In the petrochemical industry, the separation of propylene from propane is an important and challenging process because they have almost identical molecular sizes. The current process of cryogenic distillation is one of the most energy demanding processes in the whole refinery. An alternative would be using metal-organic frameworks, MOFs, which can be modified to have different functional groups and pore sizes. Balancing selectivity and adsorption capacity is challenging, with an improvement in one often hindering the other.
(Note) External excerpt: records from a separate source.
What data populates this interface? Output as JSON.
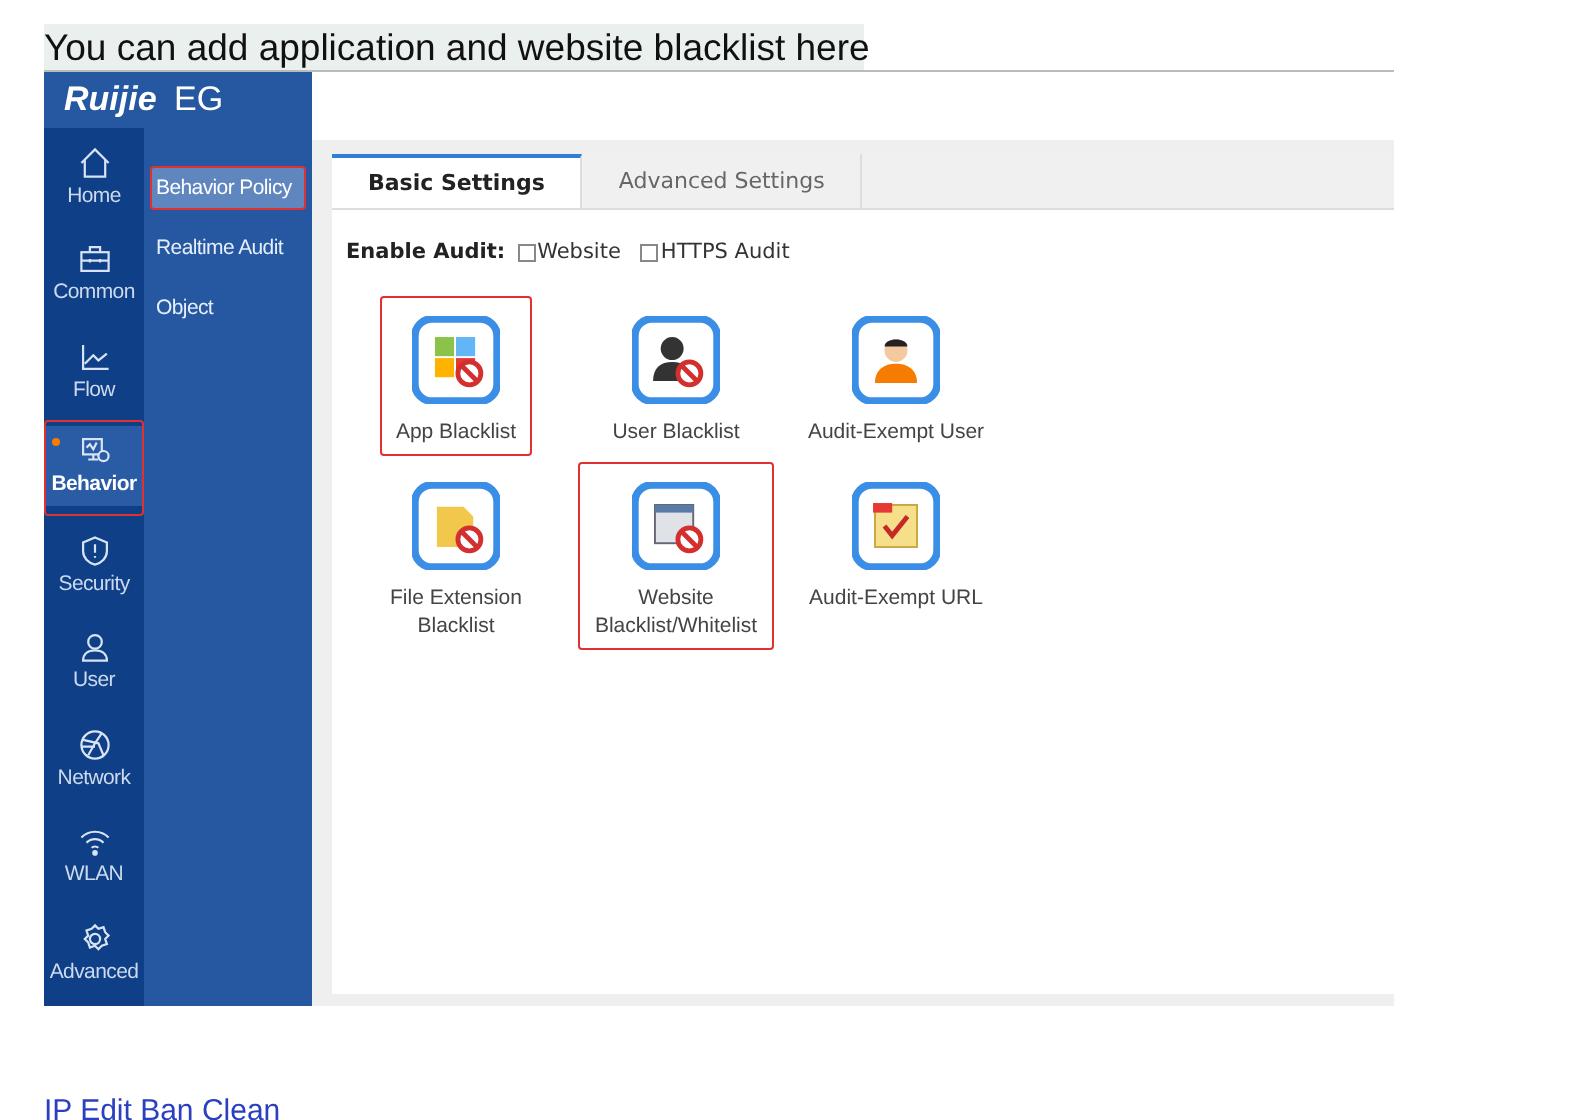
{
  "heading": "You can add application and website blacklist here",
  "app": {
    "logo": {
      "brand": "Ruijie",
      "product": "EG"
    },
    "nav": [
      {
        "label": "Home",
        "kind": "home",
        "selected": false,
        "highlighted": false
      },
      {
        "label": "Common",
        "kind": "toolbox",
        "selected": false,
        "highlighted": false
      },
      {
        "label": "Flow",
        "kind": "chart",
        "selected": false,
        "highlighted": false
      },
      {
        "label": "Behavior",
        "kind": "monitor",
        "selected": true,
        "highlighted": true
      },
      {
        "label": "Security",
        "kind": "shield",
        "selected": false,
        "highlighted": false
      },
      {
        "label": "User",
        "kind": "user",
        "selected": false,
        "highlighted": false
      },
      {
        "label": "Network",
        "kind": "globe",
        "selected": false,
        "highlighted": false
      },
      {
        "label": "WLAN",
        "kind": "wifi",
        "selected": false,
        "highlighted": false
      },
      {
        "label": "Advanced",
        "kind": "gear",
        "selected": false,
        "highlighted": false
      }
    ],
    "submenu": [
      {
        "label": "Behavior Policy",
        "selected": true,
        "highlighted": true
      },
      {
        "label": "Realtime Audit",
        "selected": false,
        "highlighted": false
      },
      {
        "label": "Object",
        "selected": false,
        "highlighted": false
      }
    ],
    "tabs": [
      {
        "label": "Basic Settings",
        "selected": true
      },
      {
        "label": "Advanced Settings",
        "selected": false
      }
    ],
    "enable_audit": {
      "label": "Enable Audit:",
      "options": [
        {
          "label": "Website",
          "checked": false
        },
        {
          "label": "HTTPS Audit",
          "checked": false
        }
      ]
    },
    "tiles": [
      {
        "label": "App Blacklist",
        "kind": "apps",
        "highlighted": true
      },
      {
        "label": "User Blacklist",
        "kind": "user-ban",
        "highlighted": false
      },
      {
        "label": "Audit-Exempt User",
        "kind": "person",
        "highlighted": false
      },
      {
        "label": "File Extension Blacklist",
        "kind": "file-ban",
        "highlighted": false
      },
      {
        "label": "Website Blacklist/Whitelist",
        "kind": "web-ban",
        "highlighted": true
      },
      {
        "label": "Audit-Exempt URL",
        "kind": "url",
        "highlighted": false
      }
    ]
  },
  "footer_link": "IP Edit Ban Clean"
}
A group of researchers has designed a new MOF with a distored pore structure, HIAM-301, which shows the highest adsorption capacity for propylene with the exclusion of propane. Their study used neutron diffraction and inelastic neutron scattering to study the binding interactions of the propylene inside the pores. The results not only demonstrate the high performance of a new material, but also informs the design of future gas storage and separation candidates.
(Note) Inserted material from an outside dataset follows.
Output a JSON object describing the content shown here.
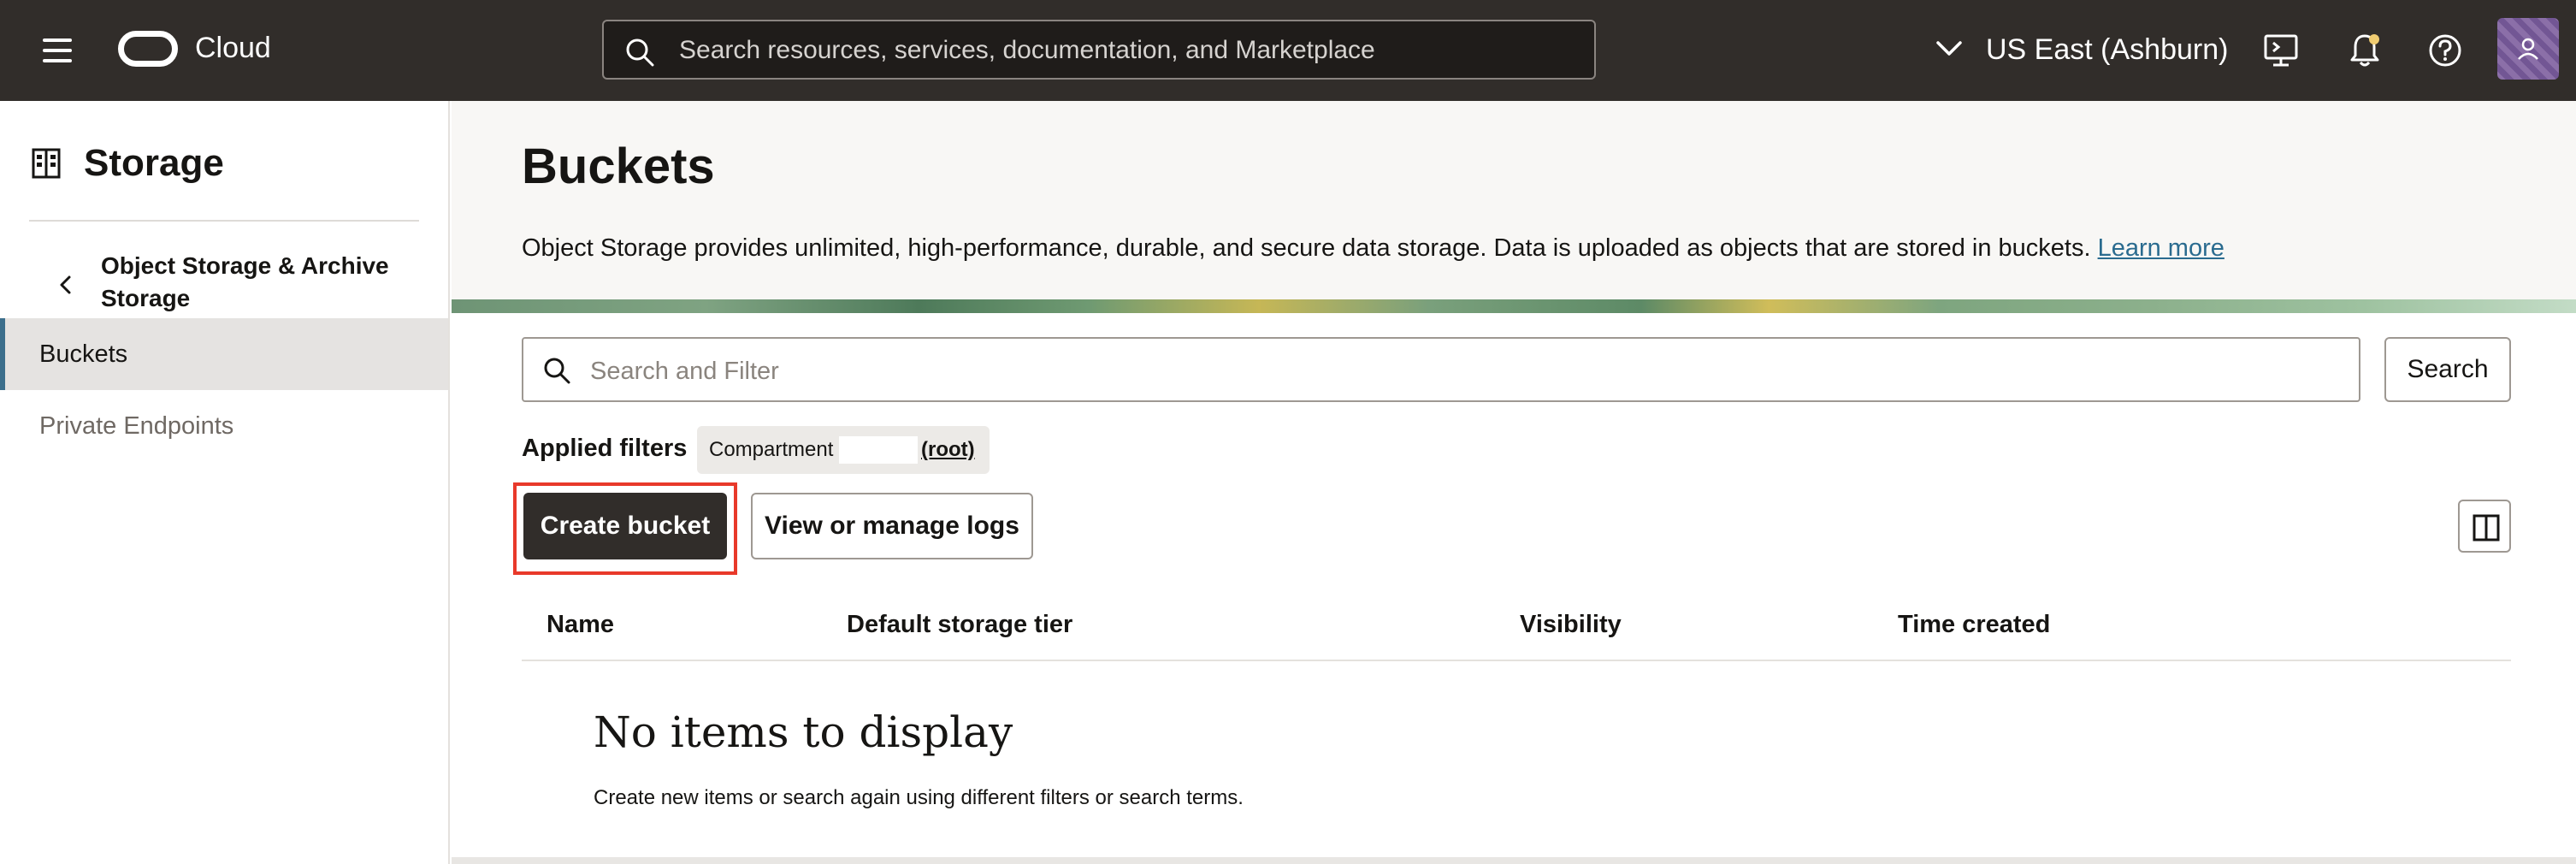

Image: Distortion of the pore structure in HIAM-301 has resulted in efficient separation of propane and propylene under dynamic flow conditions.
Related publication: Pore Distortion in a Metal-Organic Framework for Regulated Separation of Propane and Propylene, J. Am. Chem. Soc. 2021, 143, 46, 19300–19305 DOI:10.1021/jacs.1c10423